Data records for software interfaces
------------------------

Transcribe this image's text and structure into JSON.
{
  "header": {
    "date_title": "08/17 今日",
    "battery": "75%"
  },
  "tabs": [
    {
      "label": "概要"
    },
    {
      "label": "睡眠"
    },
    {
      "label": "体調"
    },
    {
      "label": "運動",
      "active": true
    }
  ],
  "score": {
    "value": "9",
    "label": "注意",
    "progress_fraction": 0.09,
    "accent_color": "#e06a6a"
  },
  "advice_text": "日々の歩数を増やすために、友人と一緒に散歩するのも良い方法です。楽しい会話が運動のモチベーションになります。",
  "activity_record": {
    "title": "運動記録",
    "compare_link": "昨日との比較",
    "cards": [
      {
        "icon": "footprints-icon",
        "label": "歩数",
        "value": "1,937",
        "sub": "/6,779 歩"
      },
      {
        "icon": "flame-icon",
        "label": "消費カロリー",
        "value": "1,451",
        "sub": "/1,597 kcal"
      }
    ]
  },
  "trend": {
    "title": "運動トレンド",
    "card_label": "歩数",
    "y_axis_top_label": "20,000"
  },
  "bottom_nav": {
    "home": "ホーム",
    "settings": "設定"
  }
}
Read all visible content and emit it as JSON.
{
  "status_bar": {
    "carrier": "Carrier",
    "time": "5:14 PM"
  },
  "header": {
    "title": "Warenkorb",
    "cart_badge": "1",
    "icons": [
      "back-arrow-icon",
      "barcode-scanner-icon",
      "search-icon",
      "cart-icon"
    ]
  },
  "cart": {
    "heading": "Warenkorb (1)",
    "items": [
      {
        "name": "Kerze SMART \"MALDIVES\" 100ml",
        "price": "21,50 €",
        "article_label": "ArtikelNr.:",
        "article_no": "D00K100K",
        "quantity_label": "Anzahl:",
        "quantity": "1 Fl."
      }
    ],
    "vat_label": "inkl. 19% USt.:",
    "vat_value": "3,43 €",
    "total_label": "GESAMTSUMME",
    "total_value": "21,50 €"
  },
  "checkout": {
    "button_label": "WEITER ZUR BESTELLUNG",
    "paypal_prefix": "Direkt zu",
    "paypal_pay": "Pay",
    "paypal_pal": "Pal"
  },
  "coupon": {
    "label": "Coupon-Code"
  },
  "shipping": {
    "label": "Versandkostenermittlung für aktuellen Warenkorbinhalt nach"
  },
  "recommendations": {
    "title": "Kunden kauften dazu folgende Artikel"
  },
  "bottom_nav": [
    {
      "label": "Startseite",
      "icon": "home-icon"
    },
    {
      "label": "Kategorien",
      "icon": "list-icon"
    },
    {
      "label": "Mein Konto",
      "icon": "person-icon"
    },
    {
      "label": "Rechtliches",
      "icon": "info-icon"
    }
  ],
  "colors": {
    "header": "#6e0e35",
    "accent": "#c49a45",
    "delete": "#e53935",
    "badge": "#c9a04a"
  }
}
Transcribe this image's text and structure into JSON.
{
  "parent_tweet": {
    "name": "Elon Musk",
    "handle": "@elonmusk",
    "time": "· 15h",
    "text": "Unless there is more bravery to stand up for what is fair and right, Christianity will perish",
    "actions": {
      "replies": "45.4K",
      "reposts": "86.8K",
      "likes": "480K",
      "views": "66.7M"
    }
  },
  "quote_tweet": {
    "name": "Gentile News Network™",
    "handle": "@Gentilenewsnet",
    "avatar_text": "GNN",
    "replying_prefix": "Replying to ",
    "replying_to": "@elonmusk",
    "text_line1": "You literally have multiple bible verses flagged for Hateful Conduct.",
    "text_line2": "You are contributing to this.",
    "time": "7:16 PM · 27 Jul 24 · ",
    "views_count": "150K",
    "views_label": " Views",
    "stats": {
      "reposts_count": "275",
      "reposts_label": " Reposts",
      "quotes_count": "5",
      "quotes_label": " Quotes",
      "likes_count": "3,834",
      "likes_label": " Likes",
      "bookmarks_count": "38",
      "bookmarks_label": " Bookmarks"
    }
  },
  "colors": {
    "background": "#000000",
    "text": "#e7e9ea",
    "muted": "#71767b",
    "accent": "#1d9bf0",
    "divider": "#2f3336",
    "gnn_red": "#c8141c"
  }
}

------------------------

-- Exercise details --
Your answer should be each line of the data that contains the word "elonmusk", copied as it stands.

-- Reply --
    "handle": "@elonmusk",
    "replying_to": "@elonmusk",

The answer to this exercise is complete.